- TASK DESCRIPTION:
Which of the lines below contain the string "then"? Pull each one out of the data.

- DATA SHOWN:
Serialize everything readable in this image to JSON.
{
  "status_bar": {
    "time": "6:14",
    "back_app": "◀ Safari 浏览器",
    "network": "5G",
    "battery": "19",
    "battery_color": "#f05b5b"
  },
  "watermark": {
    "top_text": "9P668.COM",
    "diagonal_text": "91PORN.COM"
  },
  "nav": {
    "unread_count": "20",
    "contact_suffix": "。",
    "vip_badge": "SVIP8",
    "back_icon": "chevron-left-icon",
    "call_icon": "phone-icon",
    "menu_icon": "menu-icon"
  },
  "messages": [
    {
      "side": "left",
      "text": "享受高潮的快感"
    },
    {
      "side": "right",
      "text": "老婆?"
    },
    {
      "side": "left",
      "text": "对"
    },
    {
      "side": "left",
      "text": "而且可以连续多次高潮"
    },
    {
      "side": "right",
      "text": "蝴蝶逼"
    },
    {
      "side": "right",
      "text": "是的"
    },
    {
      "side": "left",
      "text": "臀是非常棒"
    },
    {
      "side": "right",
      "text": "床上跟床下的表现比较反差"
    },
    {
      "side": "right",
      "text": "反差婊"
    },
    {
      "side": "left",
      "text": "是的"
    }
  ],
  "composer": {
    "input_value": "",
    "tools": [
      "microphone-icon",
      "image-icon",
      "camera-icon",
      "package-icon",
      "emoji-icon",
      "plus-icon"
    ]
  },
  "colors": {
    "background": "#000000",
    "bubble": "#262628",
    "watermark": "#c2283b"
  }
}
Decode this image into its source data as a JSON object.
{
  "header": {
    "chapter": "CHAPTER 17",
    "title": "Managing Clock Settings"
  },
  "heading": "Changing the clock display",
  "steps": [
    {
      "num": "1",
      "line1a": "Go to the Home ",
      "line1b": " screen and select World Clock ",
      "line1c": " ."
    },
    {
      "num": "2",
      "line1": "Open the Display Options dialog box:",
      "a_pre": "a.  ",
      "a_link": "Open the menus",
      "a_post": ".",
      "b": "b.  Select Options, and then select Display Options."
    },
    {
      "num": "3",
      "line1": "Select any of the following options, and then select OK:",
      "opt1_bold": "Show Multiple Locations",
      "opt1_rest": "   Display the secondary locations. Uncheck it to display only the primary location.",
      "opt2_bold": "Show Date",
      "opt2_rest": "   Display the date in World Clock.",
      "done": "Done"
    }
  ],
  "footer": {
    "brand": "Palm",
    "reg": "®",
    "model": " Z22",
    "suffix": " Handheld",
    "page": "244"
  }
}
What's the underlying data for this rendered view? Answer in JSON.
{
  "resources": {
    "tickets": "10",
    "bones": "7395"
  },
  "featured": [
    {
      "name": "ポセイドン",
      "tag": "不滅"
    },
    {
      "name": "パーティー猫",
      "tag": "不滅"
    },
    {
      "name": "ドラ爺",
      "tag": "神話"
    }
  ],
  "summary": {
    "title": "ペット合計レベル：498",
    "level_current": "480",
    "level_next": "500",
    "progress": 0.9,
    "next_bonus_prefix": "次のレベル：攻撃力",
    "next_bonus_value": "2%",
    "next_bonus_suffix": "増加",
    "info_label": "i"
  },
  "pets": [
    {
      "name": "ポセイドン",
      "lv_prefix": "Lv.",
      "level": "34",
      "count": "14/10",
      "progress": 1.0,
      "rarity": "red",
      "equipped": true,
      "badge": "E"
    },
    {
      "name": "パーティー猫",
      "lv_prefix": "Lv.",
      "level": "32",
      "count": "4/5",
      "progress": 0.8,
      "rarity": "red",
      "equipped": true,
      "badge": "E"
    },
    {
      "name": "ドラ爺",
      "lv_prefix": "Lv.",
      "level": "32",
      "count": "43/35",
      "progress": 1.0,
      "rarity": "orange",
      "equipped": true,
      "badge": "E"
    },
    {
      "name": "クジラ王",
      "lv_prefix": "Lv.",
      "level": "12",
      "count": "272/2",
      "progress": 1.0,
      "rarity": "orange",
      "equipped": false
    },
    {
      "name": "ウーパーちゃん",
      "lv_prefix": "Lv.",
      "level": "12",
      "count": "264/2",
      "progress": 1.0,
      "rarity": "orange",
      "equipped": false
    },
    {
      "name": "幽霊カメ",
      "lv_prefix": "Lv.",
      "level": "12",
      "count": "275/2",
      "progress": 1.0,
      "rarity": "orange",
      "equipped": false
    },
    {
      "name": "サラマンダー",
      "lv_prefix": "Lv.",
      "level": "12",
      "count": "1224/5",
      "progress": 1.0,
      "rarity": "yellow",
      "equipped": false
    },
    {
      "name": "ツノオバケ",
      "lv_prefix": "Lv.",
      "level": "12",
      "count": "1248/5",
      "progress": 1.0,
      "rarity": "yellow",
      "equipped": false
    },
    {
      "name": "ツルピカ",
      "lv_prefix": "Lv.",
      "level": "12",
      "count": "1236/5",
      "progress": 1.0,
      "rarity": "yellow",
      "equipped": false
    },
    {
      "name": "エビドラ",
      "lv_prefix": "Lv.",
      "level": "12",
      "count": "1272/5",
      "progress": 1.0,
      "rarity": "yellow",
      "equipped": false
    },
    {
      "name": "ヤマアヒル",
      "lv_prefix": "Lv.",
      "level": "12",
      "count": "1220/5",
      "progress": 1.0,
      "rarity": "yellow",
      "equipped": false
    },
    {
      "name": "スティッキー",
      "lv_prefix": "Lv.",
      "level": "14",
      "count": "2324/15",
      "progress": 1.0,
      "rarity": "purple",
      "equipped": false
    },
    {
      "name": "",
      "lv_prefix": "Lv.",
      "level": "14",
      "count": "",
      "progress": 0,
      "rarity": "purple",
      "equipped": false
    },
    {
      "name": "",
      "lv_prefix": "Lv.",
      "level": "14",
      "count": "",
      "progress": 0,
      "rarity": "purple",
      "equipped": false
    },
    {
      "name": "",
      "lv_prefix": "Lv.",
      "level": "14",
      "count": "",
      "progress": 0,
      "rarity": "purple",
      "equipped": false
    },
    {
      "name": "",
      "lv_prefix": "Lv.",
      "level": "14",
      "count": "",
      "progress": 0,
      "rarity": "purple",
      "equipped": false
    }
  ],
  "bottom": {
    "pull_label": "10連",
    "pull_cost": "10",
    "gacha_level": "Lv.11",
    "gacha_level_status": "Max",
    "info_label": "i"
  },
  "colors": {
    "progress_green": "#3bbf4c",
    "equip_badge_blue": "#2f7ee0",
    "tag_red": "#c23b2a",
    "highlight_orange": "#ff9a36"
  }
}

- TASK RESPONSE:
      "b": "b.  Select Options, and then select Display Options."
      "line1": "Select any of the following options, and then select OK:",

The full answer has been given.